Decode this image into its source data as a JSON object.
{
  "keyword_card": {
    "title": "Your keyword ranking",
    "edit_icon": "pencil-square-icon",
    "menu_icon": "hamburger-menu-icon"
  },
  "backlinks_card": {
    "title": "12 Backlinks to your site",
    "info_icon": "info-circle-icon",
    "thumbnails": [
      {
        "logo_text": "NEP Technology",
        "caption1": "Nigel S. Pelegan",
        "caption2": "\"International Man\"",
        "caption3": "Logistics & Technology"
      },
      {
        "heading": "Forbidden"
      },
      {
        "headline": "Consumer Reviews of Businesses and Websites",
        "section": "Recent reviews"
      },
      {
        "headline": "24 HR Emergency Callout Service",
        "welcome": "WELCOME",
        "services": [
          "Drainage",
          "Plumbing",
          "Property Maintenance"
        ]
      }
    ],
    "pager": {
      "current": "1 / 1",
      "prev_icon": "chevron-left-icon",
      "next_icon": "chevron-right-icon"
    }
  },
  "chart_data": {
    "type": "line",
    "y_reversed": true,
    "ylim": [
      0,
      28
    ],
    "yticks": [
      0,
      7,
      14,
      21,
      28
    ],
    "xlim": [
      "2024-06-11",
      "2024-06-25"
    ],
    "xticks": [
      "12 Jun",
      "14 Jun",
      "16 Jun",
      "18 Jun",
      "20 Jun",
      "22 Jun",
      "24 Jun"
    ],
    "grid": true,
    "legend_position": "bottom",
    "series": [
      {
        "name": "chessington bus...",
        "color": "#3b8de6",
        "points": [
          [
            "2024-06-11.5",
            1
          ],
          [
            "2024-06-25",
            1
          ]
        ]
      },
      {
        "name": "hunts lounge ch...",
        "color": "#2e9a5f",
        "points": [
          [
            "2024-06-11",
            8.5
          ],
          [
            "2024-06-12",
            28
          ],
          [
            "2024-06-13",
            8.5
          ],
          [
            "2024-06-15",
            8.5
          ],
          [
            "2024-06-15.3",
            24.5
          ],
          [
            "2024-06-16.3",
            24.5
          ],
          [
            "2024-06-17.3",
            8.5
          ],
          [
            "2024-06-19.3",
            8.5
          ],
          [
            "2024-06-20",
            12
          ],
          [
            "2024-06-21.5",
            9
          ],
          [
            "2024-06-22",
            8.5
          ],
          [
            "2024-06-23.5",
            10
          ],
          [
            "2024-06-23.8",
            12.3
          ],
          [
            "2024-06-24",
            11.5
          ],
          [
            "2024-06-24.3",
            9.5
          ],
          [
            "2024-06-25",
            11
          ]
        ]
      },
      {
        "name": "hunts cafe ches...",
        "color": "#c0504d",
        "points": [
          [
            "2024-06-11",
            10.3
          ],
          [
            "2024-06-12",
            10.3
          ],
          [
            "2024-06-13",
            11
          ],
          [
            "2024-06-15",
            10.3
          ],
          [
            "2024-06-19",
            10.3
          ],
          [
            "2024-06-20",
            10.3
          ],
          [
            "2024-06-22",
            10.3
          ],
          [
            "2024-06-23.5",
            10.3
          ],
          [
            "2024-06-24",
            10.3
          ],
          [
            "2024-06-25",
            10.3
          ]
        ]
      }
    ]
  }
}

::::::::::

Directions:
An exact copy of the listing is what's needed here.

Result of this exercise:
Decode this image into its source data as a JSON object.
{
  "keyword_card": {
    "title": "Your keyword ranking",
    "edit_icon": "pencil-square-icon",
    "menu_icon": "hamburger-menu-icon"
  },
  "backlinks_card": {
    "title": "12 Backlinks to your site",
    "info_icon": "info-circle-icon",
    "thumbnails": [
      {
        "logo_text": "NEP Technology",
        "caption1": "Nigel S. Pelegan",
        "caption2": "\"International Man\"",
        "caption3": "Logistics & Technology"
      },
      {
        "heading": "Forbidden"
      },
      {
        "headline": "Consumer Reviews of Businesses and Websites",
        "section": "Recent reviews"
      },
      {
        "headline": "24 HR Emergency Callout Service",
        "welcome": "WELCOME",
        "services": [
          "Drainage",
          "Plumbing",
          "Property Maintenance"
        ]
      }
    ],
    "pager": {
      "current": "1 / 1",
      "prev_icon": "chevron-left-icon",
      "next_icon": "chevron-right-icon"
    }
  },
  "chart_data": {
    "type": "line",
    "y_reversed": true,
    "ylim": [
      0,
      28
    ],
    "yticks": [
      0,
      7,
      14,
      21,
      28
    ],
    "xlim": [
      "2024-06-11",
      "2024-06-25"
    ],
    "xticks": [
      "12 Jun",
      "14 Jun",
      "16 Jun",
      "18 Jun",
      "20 Jun",
      "22 Jun",
      "24 Jun"
    ],
    "grid": true,
    "legend_position": "bottom",
    "series": [
      {
        "name": "chessington bus...",
        "color": "#3b8de6",
        "points": [
          [
            "2024-06-11.5",
            1
          ],
          [
            "2024-06-25",
            1
          ]
        ]
      },
      {
        "name": "hunts lounge ch...",
        "color": "#2e9a5f",
        "points": [
          [
            "2024-06-11",
            8.5
          ],
          [
            "2024-06-12",
            28
          ],
          [
            "2024-06-13",
            8.5
          ],
          [
            "2024-06-15",
            8.5
          ],
          [
            "2024-06-15.3",
            24.5
          ],
          [
            "2024-06-16.3",
            24.5
          ],
          [
            "2024-06-17.3",
            8.5
          ],
          [
            "2024-06-19.3",
            8.5
          ],
          [
            "2024-06-20",
            12
          ],
          [
            "2024-06-21.5",
            9
          ],
          [
            "2024-06-22",
            8.5
          ],
          [
            "2024-06-23.5",
            10
          ],
          [
            "2024-06-23.8",
            12.3
          ],
          [
            "2024-06-24",
            11.5
          ],
          [
            "2024-06-24.3",
            9.5
          ],
          [
            "2024-06-25",
            11
          ]
        ]
      },
      {
        "name": "hunts cafe ches...",
        "color": "#c0504d",
        "points": [
          [
            "2024-06-11",
            10.3
          ],
          [
            "2024-06-12",
            10.3
          ],
          [
            "2024-06-13",
            11
          ],
          [
            "2024-06-15",
            10.3
          ],
          [
            "2024-06-19",
            10.3
          ],
          [
            "2024-06-20",
            10.3
          ],
          [
            "2024-06-22",
            10.3
          ],
          [
            "2024-06-23.5",
            10.3
          ],
          [
            "2024-06-24",
            10.3
          ],
          [
            "2024-06-25",
            10.3
          ]
        ]
      }
    ]
  }
}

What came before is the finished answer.